Work required :: The material must be repeated exactly, with every line intact.
--- --- ---
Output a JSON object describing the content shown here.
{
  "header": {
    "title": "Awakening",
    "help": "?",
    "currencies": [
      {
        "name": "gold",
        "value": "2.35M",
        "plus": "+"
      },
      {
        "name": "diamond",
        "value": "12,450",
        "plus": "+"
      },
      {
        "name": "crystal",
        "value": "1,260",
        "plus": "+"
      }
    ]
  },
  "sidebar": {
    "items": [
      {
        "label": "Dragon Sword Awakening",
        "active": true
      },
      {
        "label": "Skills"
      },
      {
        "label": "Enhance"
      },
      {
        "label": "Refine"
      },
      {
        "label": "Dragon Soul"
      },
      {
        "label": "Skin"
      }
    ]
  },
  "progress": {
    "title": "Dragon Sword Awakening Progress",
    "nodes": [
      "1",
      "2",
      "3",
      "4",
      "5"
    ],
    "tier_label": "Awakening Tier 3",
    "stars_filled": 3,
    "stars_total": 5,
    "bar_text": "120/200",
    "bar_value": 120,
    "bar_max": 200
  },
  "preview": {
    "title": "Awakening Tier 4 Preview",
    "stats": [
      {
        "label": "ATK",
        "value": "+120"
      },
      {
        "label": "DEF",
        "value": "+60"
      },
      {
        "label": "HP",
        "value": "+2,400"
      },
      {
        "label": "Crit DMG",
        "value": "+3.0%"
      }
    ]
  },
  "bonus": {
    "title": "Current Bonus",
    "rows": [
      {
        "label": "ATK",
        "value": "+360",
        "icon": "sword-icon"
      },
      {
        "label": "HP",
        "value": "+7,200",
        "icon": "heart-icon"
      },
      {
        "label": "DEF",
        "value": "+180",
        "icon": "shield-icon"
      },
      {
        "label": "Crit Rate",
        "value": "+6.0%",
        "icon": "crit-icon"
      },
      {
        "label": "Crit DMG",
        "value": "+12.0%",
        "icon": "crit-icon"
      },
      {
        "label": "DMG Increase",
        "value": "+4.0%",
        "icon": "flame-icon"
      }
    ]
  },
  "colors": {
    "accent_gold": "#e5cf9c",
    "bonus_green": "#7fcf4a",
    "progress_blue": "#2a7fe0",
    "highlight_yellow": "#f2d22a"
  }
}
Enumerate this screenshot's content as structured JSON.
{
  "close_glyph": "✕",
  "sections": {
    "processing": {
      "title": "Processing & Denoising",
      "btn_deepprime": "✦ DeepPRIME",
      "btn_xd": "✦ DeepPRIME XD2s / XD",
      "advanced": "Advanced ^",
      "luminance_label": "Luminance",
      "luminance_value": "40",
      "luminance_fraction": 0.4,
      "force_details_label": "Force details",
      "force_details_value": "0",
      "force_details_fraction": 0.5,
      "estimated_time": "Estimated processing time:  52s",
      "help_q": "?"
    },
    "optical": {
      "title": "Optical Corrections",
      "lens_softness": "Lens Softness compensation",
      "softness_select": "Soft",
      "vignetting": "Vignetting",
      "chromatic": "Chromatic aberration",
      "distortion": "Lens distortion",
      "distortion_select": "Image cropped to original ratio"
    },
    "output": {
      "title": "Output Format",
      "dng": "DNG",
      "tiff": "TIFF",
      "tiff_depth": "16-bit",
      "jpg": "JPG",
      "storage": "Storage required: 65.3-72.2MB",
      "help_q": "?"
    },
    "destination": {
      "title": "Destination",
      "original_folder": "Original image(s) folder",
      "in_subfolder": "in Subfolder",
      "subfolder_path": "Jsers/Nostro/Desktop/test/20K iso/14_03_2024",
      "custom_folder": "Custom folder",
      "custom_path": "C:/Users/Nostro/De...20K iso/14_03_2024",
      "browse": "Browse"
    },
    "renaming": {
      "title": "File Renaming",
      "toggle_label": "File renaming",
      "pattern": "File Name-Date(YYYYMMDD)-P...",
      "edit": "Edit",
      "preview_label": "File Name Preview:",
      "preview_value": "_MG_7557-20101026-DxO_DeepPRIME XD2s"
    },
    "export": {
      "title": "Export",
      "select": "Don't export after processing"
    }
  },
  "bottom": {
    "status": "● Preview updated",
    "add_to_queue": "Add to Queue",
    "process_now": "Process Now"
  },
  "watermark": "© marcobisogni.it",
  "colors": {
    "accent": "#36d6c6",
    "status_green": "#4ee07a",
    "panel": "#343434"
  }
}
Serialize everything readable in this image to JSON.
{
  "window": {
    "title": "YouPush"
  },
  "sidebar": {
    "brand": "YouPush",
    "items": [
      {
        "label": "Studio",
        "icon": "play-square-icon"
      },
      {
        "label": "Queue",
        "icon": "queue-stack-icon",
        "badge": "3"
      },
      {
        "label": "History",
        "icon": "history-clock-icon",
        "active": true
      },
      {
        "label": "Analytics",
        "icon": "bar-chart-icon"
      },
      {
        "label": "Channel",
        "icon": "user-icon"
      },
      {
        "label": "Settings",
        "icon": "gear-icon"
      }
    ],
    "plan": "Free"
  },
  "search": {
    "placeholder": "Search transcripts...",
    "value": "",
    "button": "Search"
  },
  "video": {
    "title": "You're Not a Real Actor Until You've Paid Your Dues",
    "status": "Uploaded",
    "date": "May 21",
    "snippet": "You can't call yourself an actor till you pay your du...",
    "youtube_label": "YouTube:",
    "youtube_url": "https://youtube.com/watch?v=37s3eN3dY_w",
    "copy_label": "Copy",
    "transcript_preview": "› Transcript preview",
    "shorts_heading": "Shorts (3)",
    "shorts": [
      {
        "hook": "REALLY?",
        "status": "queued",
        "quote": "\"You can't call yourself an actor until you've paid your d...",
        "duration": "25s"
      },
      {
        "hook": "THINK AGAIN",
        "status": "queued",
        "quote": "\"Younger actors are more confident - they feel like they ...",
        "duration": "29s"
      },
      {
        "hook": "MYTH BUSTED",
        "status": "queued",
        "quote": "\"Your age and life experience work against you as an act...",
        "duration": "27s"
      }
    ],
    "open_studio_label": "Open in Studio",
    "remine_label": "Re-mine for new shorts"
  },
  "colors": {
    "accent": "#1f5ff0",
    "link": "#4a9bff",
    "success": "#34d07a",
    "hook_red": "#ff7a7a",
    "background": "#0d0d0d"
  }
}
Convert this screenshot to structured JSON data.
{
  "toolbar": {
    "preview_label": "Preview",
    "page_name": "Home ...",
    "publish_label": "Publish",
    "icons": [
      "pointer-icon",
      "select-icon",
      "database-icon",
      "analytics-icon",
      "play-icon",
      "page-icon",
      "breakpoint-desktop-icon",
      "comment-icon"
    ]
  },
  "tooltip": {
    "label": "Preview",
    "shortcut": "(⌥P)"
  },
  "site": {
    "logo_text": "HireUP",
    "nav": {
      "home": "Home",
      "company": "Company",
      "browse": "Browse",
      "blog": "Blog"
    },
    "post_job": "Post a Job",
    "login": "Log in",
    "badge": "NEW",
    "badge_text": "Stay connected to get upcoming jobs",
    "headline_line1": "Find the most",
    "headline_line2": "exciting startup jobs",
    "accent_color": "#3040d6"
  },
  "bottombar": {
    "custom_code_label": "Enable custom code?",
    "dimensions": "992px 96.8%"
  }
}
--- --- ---
Result of this exercise ::
Output a JSON object describing the content shown here.
{
  "header": {
    "title": "Awakening",
    "help": "?",
    "currencies": [
      {
        "name": "gold",
        "value": "2.35M",
        "plus": "+"
      },
      {
        "name": "diamond",
        "value": "12,450",
        "plus": "+"
      },
      {
        "name": "crystal",
        "value": "1,260",
        "plus": "+"
      }
    ]
  },
  "sidebar": {
    "items": [
      {
        "label": "Dragon Sword Awakening",
        "active": true
      },
      {
        "label": "Skills"
      },
      {
        "label": "Enhance"
      },
      {
        "label": "Refine"
      },
      {
        "label": "Dragon Soul"
      },
      {
        "label": "Skin"
      }
    ]
  },
  "progress": {
    "title": "Dragon Sword Awakening Progress",
    "nodes": [
      "1",
      "2",
      "3",
      "4",
      "5"
    ],
    "tier_label": "Awakening Tier 3",
    "stars_filled": 3,
    "stars_total": 5,
    "bar_text": "120/200",
    "bar_value": 120,
    "bar_max": 200
  },
  "preview": {
    "title": "Awakening Tier 4 Preview",
    "stats": [
      {
        "label": "ATK",
        "value": "+120"
      },
      {
        "label": "DEF",
        "value": "+60"
      },
      {
        "label": "HP",
        "value": "+2,400"
      },
      {
        "label": "Crit DMG",
        "value": "+3.0%"
      }
    ]
  },
  "bonus": {
    "title": "Current Bonus",
    "rows": [
      {
        "label": "ATK",
        "value": "+360",
        "icon": "sword-icon"
      },
      {
        "label": "HP",
        "value": "+7,200",
        "icon": "heart-icon"
      },
      {
        "label": "DEF",
        "value": "+180",
        "icon": "shield-icon"
      },
      {
        "label": "Crit Rate",
        "value": "+6.0%",
        "icon": "crit-icon"
      },
      {
        "label": "Crit DMG",
        "value": "+12.0%",
        "icon": "crit-icon"
      },
      {
        "label": "DMG Increase",
        "value": "+4.0%",
        "icon": "flame-icon"
      }
    ]
  },
  "colors": {
    "accent_gold": "#e5cf9c",
    "bonus_green": "#7fcf4a",
    "progress_blue": "#2a7fe0",
    "highlight_yellow": "#f2d22a"
  }
}
Enumerate this screenshot's content as structured JSON.
{
  "close_glyph": "✕",
  "sections": {
    "processing": {
      "title": "Processing & Denoising",
      "btn_deepprime": "✦ DeepPRIME",
      "btn_xd": "✦ DeepPRIME XD2s / XD",
      "advanced": "Advanced ^",
      "luminance_label": "Luminance",
      "luminance_value": "40",
      "luminance_fraction": 0.4,
      "force_details_label": "Force details",
      "force_details_value": "0",
      "force_details_fraction": 0.5,
      "estimated_time": "Estimated processing time:  52s",
      "help_q": "?"
    },
    "optical": {
      "title": "Optical Corrections",
      "lens_softness": "Lens Softness compensation",
      "softness_select": "Soft",
      "vignetting": "Vignetting",
      "chromatic": "Chromatic aberration",
      "distortion": "Lens distortion",
      "distortion_select": "Image cropped to original ratio"
    },
    "output": {
      "title": "Output Format",
      "dng": "DNG",
      "tiff": "TIFF",
      "tiff_depth": "16-bit",
      "jpg": "JPG",
      "storage": "Storage required: 65.3-72.2MB",
      "help_q": "?"
    },
    "destination": {
      "title": "Destination",
      "original_folder": "Original image(s) folder",
      "in_subfolder": "in Subfolder",
      "subfolder_path": "Jsers/Nostro/Desktop/test/20K iso/14_03_2024",
      "custom_folder": "Custom folder",
      "custom_path": "C:/Users/Nostro/De...20K iso/14_03_2024",
      "browse": "Browse"
    },
    "renaming": {
      "title": "File Renaming",
      "toggle_label": "File renaming",
      "pattern": "File Name-Date(YYYYMMDD)-P...",
      "edit": "Edit",
      "preview_label": "File Name Preview:",
      "preview_value": "_MG_7557-20101026-DxO_DeepPRIME XD2s"
    },
    "export": {
      "title": "Export",
      "select": "Don't export after processing"
    }
  },
  "bottom": {
    "status": "● Preview updated",
    "add_to_queue": "Add to Queue",
    "process_now": "Process Now"
  },
  "watermark": "© marcobisogni.it",
  "colors": {
    "accent": "#36d6c6",
    "status_green": "#4ee07a",
    "panel": "#343434"
  }
}
Serialize everything readable in this image to JSON.
{
  "window": {
    "title": "YouPush"
  },
  "sidebar": {
    "brand": "YouPush",
    "items": [
      {
        "label": "Studio",
        "icon": "play-square-icon"
      },
      {
        "label": "Queue",
        "icon": "queue-stack-icon",
        "badge": "3"
      },
      {
        "label": "History",
        "icon": "history-clock-icon",
        "active": true
      },
      {
        "label": "Analytics",
        "icon": "bar-chart-icon"
      },
      {
        "label": "Channel",
        "icon": "user-icon"
      },
      {
        "label": "Settings",
        "icon": "gear-icon"
      }
    ],
    "plan": "Free"
  },
  "search": {
    "placeholder": "Search transcripts...",
    "value": "",
    "button": "Search"
  },
  "video": {
    "title": "You're Not a Real Actor Until You've Paid Your Dues",
    "status": "Uploaded",
    "date": "May 21",
    "snippet": "You can't call yourself an actor till you pay your du...",
    "youtube_label": "YouTube:",
    "youtube_url": "https://youtube.com/watch?v=37s3eN3dY_w",
    "copy_label": "Copy",
    "transcript_preview": "› Transcript preview",
    "shorts_heading": "Shorts (3)",
    "shorts": [
      {
        "hook": "REALLY?",
        "status": "queued",
        "quote": "\"You can't call yourself an actor until you've paid your d...",
        "duration": "25s"
      },
      {
        "hook": "THINK AGAIN",
        "status": "queued",
        "quote": "\"Younger actors are more confident - they feel like they ...",
        "duration": "29s"
      },
      {
        "hook": "MYTH BUSTED",
        "status": "queued",
        "quote": "\"Your age and life experience work against you as an act...",
        "duration": "27s"
      }
    ],
    "open_studio_label": "Open in Studio",
    "remine_label": "Re-mine for new shorts"
  },
  "colors": {
    "accent": "#1f5ff0",
    "link": "#4a9bff",
    "success": "#34d07a",
    "hook_red": "#ff7a7a",
    "background": "#0d0d0d"
  }
}
Convert this screenshot to structured JSON data.
{
  "toolbar": {
    "preview_label": "Preview",
    "page_name": "Home ...",
    "publish_label": "Publish",
    "icons": [
      "pointer-icon",
      "select-icon",
      "database-icon",
      "analytics-icon",
      "play-icon",
      "page-icon",
      "breakpoint-desktop-icon",
      "comment-icon"
    ]
  },
  "tooltip": {
    "label": "Preview",
    "shortcut": "(⌥P)"
  },
  "site": {
    "logo_text": "HireUP",
    "nav": {
      "home": "Home",
      "company": "Company",
      "browse": "Browse",
      "blog": "Blog"
    },
    "post_job": "Post a Job",
    "login": "Log in",
    "badge": "NEW",
    "badge_text": "Stay connected to get upcoming jobs",
    "headline_line1": "Find the most",
    "headline_line2": "exciting startup jobs",
    "accent_color": "#3040d6"
  },
  "bottombar": {
    "custom_code_label": "Enable custom code?",
    "dimensions": "992px 96.8%"
  }
}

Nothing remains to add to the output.